■ Your instructions ■
Report every line below that holds the word "from".

■ Excerpted data ■
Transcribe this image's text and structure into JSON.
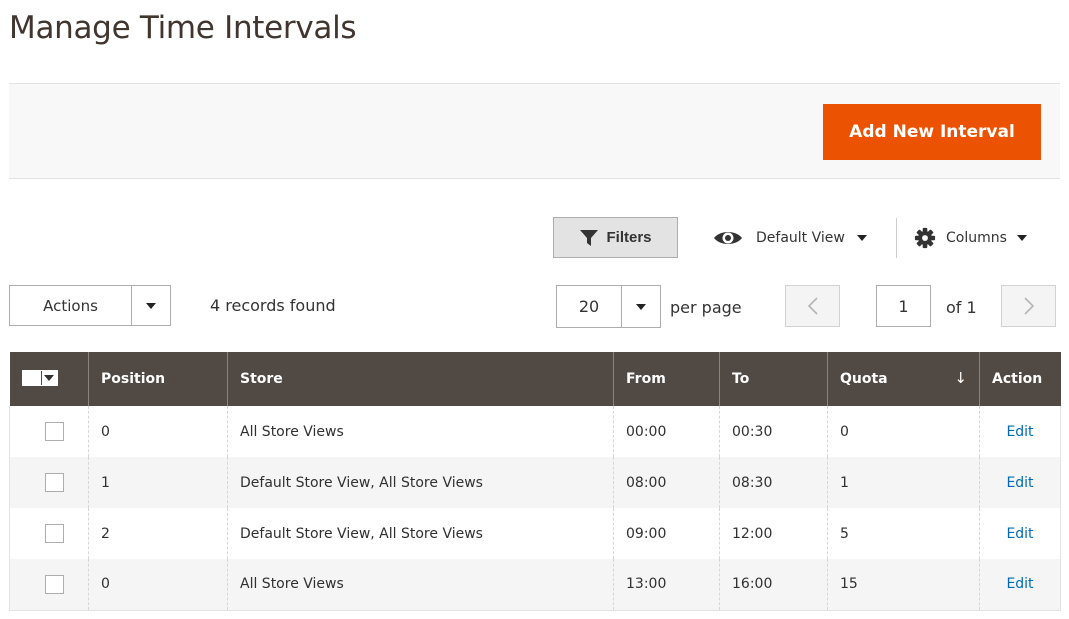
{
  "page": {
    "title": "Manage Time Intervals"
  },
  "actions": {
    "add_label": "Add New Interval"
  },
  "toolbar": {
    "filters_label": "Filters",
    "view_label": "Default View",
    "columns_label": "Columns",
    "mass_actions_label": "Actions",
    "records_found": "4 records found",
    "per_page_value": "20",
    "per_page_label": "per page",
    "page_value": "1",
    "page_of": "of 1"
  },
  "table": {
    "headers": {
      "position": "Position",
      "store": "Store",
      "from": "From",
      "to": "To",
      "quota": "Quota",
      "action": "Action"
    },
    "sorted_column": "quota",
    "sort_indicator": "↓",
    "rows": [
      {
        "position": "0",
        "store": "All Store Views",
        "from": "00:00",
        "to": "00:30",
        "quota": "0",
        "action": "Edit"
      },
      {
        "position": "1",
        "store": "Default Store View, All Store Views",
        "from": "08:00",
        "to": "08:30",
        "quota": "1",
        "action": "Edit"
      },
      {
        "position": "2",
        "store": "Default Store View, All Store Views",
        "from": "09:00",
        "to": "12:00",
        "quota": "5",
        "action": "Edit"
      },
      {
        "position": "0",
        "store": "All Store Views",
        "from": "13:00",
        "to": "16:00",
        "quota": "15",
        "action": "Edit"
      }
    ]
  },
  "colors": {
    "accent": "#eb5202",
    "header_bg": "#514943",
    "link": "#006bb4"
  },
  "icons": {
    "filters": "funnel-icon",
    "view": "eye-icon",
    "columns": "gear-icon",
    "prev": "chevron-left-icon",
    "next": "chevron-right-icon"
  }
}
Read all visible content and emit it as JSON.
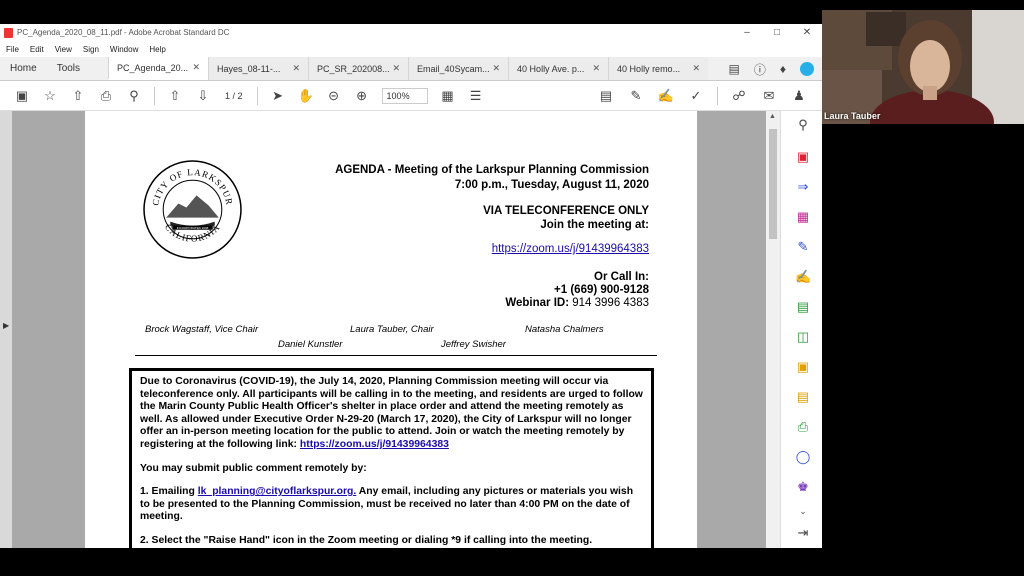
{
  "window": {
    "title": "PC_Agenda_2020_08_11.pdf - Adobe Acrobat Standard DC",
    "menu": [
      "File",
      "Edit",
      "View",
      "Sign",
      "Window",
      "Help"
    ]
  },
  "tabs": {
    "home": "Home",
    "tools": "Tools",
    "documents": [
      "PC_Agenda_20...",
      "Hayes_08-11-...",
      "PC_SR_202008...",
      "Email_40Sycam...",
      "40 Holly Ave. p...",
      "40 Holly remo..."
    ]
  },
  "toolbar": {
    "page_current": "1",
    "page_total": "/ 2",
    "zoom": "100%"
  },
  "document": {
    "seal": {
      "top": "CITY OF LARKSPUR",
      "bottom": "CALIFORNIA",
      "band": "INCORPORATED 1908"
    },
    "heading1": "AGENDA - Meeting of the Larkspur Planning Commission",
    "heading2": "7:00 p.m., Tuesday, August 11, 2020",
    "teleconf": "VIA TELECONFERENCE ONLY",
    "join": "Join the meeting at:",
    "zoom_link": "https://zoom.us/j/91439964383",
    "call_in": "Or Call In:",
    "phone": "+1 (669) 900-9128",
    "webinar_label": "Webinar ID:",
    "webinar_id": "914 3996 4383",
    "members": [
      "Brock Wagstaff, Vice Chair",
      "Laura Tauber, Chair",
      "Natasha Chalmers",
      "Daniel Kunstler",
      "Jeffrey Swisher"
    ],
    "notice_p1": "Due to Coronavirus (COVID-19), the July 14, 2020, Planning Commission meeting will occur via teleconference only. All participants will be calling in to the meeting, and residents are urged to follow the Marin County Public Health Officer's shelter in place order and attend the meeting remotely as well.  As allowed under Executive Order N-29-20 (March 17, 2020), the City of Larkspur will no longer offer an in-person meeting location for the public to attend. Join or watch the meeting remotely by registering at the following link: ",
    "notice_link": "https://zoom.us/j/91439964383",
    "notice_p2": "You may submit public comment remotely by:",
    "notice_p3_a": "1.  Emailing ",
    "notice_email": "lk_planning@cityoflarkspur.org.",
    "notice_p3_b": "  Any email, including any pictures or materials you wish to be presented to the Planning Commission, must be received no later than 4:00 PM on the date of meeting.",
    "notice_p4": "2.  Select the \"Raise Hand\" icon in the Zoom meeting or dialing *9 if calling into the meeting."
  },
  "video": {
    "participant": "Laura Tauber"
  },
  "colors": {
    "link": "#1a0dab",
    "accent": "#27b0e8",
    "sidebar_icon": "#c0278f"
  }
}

■ Written answer ■
      "from": "From",
        "from": "00:00",
        "from": "08:00",
        "from": "09:00",
        "from": "13:00",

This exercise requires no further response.